The port selection is pretty standard for the price point. You’ll get three USB-As and one USB-C, but it doesn’t support Thunderbolt 3. The display is not amazing, but it does have a nice IPS. Since it’s “only” a $900 gaming laptop, you are not going to get a 4K color accurate screen. It’s unfortunate, but that’s just the way it goes today. It also is not super bright only measuring in at 280 nits. As for color accuracy, it’s pretty low with an sRGB rating of 65% and Adobe RGB at 49%.
Keyboard and trackpad
The good news here is that both the keyboard and trackpad are really good. they keyboard is comfortable to type on and it has a nice layout. One thing to note about the layout is the placement of the shift and up arrow keys are extremely close, and depending on your typing style, you may or may not accidentally strike the up arrow instead on the shift key.

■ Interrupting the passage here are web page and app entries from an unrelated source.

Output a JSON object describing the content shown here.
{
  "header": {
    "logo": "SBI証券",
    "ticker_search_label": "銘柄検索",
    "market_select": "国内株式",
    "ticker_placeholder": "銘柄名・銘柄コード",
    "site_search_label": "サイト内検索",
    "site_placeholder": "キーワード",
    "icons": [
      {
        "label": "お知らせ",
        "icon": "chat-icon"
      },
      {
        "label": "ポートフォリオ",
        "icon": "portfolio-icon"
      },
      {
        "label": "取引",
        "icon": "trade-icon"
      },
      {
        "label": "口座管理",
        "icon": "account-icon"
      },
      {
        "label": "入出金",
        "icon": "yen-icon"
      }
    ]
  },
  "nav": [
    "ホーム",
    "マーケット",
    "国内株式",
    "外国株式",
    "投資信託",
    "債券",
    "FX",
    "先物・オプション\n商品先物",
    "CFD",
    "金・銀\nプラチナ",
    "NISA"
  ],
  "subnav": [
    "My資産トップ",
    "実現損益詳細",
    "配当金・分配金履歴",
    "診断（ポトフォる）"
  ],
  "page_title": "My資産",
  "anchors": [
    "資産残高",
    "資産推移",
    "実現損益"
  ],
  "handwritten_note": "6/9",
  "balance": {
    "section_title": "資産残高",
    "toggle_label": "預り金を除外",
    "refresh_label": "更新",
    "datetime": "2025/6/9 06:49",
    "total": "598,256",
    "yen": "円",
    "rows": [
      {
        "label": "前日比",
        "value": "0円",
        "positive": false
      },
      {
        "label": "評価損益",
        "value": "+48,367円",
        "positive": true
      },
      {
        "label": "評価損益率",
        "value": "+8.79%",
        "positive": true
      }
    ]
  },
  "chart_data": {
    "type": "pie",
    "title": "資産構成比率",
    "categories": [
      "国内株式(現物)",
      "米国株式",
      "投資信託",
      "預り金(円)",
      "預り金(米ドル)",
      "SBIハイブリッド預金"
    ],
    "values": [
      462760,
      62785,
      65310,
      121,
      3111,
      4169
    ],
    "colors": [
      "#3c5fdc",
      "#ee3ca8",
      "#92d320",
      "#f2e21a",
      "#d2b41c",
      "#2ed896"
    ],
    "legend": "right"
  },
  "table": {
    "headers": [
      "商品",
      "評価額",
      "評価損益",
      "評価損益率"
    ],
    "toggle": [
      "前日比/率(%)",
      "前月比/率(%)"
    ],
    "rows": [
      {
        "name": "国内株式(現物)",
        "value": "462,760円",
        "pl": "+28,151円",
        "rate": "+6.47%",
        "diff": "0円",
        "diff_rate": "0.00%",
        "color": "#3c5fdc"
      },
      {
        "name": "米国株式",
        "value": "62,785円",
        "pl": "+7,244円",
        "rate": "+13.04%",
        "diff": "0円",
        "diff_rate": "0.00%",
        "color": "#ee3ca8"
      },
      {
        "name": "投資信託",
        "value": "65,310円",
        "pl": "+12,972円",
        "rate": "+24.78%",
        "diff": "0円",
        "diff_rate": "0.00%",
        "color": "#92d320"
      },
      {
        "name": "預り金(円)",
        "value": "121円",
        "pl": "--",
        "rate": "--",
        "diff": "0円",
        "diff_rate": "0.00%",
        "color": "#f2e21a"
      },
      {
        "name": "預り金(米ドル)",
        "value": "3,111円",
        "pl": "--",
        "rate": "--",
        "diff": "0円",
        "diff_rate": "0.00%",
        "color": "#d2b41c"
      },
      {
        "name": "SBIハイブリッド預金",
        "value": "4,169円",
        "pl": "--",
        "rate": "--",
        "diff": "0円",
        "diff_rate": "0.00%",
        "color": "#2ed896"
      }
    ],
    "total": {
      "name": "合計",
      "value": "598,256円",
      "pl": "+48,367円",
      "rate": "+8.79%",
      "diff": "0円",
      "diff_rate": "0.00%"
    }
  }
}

The trackpad is also really nice. it has Windows Precision drivers and has stepped away from the Synaptic and ELAN drivers and Acer has gone full Windows for the time being. The trackpad is glass with a little bit of traction but still glides smoothly as ever before. Their clicking feedback is nice on the mono looking trackpad as well.

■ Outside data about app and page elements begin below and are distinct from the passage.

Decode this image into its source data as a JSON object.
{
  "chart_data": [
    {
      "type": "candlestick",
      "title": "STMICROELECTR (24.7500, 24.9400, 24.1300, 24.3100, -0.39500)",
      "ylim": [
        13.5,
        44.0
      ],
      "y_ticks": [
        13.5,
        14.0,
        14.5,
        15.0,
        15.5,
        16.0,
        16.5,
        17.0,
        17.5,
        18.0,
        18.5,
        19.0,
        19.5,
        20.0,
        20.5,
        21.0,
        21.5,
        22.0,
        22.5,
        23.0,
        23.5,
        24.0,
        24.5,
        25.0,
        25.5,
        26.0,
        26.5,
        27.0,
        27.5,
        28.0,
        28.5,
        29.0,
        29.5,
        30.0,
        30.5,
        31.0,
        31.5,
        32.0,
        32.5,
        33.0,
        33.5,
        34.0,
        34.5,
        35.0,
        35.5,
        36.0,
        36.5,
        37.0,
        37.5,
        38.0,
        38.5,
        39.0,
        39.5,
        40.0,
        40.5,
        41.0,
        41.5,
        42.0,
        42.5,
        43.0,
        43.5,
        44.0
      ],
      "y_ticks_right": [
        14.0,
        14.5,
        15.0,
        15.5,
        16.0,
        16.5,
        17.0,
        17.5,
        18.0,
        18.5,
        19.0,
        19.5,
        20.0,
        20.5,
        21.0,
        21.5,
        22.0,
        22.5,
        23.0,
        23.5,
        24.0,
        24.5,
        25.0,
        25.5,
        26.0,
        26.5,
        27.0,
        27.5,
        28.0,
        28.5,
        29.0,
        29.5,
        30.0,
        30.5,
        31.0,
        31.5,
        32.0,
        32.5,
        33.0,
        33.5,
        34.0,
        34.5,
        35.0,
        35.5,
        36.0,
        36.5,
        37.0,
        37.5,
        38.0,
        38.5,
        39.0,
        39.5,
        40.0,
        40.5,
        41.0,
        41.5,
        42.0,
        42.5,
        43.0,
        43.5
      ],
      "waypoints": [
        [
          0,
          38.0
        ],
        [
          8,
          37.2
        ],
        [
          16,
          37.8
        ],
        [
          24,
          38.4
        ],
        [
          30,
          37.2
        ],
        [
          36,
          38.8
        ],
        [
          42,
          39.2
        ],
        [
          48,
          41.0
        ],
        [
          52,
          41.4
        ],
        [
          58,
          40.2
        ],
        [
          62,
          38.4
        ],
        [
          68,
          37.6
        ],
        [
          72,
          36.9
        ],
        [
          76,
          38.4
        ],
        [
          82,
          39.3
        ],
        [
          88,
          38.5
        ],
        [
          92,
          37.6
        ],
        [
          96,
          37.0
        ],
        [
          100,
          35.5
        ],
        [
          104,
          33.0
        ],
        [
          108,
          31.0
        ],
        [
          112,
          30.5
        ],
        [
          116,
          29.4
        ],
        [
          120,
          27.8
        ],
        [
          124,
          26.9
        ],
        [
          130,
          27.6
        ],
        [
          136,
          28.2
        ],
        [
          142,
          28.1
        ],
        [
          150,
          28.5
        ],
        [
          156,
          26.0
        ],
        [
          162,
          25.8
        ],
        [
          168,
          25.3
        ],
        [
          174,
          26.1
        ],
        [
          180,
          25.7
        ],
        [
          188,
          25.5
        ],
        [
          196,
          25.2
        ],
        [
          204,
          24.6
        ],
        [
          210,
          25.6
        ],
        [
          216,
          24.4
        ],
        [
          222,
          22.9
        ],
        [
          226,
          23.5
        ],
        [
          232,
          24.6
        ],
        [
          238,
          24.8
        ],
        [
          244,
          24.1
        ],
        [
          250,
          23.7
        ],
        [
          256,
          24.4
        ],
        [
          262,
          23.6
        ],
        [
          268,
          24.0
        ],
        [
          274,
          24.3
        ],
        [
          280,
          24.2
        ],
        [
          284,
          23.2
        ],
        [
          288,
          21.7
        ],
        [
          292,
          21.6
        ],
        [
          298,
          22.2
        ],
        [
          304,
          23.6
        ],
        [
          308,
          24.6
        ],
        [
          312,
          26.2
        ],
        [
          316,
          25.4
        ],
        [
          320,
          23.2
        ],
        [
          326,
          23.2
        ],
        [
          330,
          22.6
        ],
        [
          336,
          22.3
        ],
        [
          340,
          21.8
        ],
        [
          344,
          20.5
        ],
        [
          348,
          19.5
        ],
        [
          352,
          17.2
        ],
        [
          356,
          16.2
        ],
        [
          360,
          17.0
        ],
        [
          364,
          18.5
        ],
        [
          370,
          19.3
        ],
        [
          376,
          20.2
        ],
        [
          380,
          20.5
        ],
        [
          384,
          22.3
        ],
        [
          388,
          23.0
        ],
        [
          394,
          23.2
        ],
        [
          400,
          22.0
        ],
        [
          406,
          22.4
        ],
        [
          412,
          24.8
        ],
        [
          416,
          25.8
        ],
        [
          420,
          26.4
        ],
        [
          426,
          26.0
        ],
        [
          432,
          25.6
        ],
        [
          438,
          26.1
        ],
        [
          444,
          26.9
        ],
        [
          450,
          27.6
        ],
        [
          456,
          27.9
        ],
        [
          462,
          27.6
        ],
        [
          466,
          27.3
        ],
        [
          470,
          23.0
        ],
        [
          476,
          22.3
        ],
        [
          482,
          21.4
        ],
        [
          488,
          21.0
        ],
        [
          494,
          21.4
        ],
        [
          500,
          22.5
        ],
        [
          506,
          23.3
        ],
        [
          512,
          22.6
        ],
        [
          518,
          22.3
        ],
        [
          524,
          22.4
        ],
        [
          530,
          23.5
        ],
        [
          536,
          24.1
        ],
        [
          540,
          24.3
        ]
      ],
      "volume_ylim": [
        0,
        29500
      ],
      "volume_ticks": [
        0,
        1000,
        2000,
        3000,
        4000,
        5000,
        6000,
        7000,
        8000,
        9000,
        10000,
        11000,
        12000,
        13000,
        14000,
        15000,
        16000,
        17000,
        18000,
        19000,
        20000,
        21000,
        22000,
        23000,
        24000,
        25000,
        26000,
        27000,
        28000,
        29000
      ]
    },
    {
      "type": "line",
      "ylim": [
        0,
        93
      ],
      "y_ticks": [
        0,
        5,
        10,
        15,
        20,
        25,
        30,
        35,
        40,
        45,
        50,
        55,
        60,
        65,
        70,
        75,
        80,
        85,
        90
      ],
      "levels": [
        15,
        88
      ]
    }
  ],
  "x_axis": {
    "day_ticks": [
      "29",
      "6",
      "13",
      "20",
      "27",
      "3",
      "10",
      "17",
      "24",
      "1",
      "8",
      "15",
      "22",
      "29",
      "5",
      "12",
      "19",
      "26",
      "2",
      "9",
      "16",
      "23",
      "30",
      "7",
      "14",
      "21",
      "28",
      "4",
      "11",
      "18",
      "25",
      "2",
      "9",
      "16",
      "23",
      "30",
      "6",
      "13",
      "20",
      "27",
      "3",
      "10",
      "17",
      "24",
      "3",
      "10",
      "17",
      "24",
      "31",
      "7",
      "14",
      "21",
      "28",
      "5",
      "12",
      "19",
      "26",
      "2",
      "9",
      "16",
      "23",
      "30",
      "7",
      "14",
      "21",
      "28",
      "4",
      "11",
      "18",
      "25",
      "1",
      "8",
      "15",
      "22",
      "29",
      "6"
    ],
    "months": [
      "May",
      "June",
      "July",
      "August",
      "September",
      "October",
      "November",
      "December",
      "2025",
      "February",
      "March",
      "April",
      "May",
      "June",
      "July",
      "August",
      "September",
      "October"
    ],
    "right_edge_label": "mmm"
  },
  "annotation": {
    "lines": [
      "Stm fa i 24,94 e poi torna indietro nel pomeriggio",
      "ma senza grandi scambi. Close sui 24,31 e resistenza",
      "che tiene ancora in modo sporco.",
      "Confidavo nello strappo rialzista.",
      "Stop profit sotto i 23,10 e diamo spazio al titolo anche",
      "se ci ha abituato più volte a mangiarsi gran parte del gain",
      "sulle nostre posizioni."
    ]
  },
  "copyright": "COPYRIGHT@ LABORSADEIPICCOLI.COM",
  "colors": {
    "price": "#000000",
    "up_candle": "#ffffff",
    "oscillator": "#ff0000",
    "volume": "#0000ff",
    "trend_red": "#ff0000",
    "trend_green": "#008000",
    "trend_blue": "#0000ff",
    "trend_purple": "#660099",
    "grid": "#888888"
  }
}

Audio is OK. The speakers are located on the bottom on the front two corners, they don’t sound terrible, but then again, they don’t sound super awesome either because they are in a $900 gaming laptop. A majority of the time a gamer is going to use a headset so the functionality of these speakers can be seen completely as a secondary way to use the laptop.
Accessing the interior is fairly easy. Both the 2.5-SATA drive and RAM bays are accessible by removing one screw each, but if you would like to get deeper into the device you’ll have to take out the few remaining screws to gain full access. It’s quite simple.
The power source is a 48 watt-hour battery that has been giving a constant life of about a little less than 4 hours of use. That’s with the screen at 75%. Depending on what you do it should be relatively stable at 4 hours.
So far everything we’ve mentioned is pretty much par for the course. However, when it comes to cooling this machine, I think there could have been a better way to do so. What we have here are two cooling pipes going across the GPU and CPU. In a normal production laptop it’s OK because it’s a very efficient way to cool both the CPU and GPU. In a gaming laptop that produces as much heat as this one, and many others do, it’s not the ideal setup because the heat from the CPU must cross over the GPU and that just makes the GPU warmer than need be.
If you’re only using this laptop for short spurts of time then that’s fine, but if you plan on gaming for an hour or more, it really is putting extra heat stress on the GPU. Fortunately. Acer did put some built-in software in the machine called CoolBoost technology that allows you to control the fans. Under a normal load this cools well and is not very audible. But under a heavy load and even with CoolBoost enabled, the fans can get fairly loud. And they aren’t necessarily doing an awesome job at cooling the GPU.
If you are in the market for a decently built gaming laptop then this Acer Nitro 5 could be what you are looking for, and if this doesn’t quite fit the bill you might want to take a look at the Acer VX 15 laptop for a little bit less money, but with a better cooling system.